• **WHAT YOU HAVE TO DO**
Among the records, which lines include "data"? List them.

App and web page records
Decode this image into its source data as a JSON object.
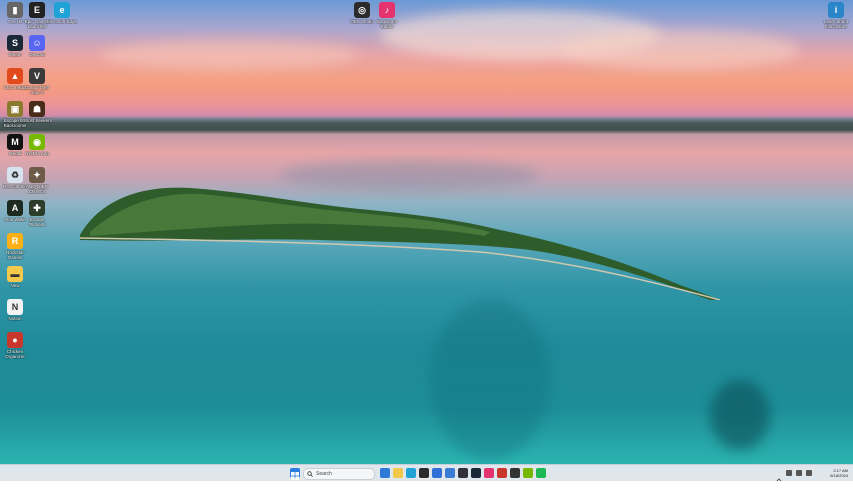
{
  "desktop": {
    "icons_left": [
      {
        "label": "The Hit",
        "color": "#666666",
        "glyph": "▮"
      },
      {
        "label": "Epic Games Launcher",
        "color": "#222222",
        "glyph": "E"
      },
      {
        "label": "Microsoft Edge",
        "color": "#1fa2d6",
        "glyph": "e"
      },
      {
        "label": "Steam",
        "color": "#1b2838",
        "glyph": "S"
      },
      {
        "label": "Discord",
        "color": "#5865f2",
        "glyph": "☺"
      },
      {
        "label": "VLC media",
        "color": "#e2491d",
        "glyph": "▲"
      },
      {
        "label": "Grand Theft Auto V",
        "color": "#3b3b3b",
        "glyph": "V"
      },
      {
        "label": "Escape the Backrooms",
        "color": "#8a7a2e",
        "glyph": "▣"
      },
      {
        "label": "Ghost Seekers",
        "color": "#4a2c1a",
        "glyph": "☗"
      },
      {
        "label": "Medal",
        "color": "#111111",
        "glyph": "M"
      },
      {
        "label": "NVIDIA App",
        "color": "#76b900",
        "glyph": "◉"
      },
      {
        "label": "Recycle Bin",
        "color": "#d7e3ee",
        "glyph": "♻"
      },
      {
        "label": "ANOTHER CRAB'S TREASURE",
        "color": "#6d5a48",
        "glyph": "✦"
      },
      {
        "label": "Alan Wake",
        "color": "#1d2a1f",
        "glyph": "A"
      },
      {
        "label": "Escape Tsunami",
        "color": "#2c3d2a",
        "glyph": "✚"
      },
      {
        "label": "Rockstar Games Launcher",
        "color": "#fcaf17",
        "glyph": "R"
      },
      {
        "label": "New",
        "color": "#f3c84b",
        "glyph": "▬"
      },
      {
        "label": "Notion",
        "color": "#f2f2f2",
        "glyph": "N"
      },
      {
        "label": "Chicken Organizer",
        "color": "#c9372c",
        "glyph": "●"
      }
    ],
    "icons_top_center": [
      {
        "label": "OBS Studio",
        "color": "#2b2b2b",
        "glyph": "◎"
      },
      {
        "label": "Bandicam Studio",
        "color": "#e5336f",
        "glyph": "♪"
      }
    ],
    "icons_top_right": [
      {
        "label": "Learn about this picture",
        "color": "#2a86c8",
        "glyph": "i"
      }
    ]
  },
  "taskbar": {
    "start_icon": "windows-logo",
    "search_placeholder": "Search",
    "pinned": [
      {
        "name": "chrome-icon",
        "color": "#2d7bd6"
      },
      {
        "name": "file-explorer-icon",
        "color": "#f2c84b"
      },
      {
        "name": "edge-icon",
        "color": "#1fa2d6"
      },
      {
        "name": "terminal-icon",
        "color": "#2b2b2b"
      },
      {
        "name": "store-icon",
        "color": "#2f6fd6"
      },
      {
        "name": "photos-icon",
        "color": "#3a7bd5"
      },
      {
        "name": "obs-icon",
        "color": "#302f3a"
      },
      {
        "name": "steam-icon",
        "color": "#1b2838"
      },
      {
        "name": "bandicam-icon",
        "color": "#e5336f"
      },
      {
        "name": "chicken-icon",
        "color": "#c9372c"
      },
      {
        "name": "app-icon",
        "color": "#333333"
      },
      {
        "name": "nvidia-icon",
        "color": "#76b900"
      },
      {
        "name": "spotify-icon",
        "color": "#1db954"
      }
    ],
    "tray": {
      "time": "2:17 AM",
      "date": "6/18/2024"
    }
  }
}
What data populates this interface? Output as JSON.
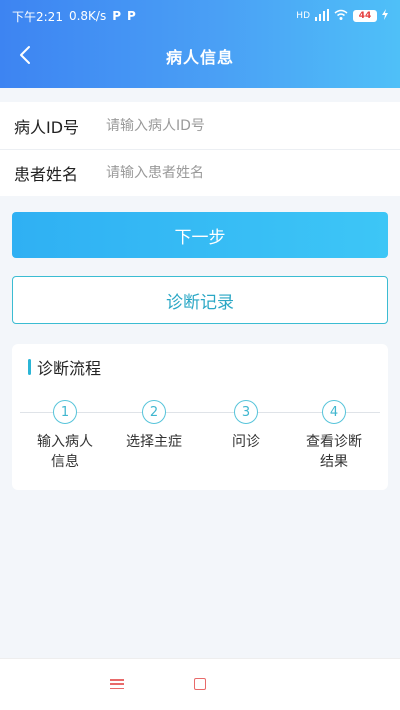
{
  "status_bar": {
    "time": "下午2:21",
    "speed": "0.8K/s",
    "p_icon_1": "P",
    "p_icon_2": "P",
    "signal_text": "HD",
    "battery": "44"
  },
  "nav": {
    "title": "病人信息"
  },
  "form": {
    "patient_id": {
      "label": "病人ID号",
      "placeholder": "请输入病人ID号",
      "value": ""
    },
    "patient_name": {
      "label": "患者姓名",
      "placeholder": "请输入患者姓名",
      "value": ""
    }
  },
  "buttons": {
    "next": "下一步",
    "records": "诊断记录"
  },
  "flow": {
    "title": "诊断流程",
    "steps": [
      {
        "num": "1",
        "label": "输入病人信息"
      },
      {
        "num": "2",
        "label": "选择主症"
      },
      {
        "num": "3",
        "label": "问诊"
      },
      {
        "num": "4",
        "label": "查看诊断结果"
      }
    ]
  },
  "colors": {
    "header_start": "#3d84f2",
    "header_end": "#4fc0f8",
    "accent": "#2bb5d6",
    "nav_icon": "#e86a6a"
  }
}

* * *

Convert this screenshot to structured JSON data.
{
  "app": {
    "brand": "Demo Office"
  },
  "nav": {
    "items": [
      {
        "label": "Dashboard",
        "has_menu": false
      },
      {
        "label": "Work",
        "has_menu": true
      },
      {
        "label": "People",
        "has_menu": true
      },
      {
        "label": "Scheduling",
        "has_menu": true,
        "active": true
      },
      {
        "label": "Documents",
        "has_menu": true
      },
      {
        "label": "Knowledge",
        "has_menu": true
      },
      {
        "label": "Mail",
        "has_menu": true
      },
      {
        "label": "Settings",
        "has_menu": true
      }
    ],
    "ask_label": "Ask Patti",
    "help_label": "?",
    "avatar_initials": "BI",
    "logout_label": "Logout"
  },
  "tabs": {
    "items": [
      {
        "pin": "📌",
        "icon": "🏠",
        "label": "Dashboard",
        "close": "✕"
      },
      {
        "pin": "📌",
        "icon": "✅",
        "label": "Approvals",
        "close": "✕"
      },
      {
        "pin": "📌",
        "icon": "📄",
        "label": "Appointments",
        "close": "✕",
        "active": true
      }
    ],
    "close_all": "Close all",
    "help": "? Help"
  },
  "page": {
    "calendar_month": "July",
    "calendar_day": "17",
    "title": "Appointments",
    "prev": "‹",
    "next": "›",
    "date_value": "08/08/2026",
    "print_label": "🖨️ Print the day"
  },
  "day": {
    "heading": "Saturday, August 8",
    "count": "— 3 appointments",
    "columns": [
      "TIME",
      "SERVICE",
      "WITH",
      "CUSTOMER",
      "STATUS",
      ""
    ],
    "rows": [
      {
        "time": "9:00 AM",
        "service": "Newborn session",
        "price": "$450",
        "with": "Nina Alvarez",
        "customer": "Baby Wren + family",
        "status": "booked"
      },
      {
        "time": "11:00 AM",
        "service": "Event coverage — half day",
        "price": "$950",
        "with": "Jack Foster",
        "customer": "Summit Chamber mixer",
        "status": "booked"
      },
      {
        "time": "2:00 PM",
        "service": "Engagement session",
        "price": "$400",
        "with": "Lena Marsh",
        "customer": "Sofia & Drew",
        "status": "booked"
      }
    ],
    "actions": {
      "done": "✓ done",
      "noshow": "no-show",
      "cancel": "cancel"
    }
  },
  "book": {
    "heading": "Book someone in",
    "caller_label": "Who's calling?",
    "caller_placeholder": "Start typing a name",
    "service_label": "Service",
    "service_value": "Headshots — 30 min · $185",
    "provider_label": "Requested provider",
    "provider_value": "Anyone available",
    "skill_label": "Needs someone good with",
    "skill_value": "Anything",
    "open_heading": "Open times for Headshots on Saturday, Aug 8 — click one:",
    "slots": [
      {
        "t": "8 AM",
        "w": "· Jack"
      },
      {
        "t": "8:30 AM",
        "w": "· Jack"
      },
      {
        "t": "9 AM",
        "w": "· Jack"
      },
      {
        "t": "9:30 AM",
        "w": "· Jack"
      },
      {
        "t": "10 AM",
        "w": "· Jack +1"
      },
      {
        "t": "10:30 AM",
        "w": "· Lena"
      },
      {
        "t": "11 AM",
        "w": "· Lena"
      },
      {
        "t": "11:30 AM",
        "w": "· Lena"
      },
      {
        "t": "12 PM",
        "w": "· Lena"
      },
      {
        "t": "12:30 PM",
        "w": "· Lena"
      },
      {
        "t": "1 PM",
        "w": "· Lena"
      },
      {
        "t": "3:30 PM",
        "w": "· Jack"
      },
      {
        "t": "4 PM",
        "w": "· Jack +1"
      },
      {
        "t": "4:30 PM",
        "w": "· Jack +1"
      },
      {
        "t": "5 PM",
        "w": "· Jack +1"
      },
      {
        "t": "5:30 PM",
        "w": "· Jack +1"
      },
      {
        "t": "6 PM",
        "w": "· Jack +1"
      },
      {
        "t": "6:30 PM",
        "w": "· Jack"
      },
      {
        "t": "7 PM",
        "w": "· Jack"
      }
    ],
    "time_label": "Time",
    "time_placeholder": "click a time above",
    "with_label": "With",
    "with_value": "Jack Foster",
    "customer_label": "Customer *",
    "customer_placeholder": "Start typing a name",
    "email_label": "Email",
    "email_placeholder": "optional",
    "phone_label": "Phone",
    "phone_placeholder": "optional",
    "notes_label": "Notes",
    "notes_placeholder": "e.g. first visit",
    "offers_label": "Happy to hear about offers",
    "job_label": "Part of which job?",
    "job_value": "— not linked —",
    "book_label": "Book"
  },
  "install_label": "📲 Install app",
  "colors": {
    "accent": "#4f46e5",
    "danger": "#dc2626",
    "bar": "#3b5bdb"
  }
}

• **WRITTEN RESPONSE**
Decode this image into its source data as a JSON object.
What data populates this interface? Output as JSON.
Convert this screenshot to structured JSON data.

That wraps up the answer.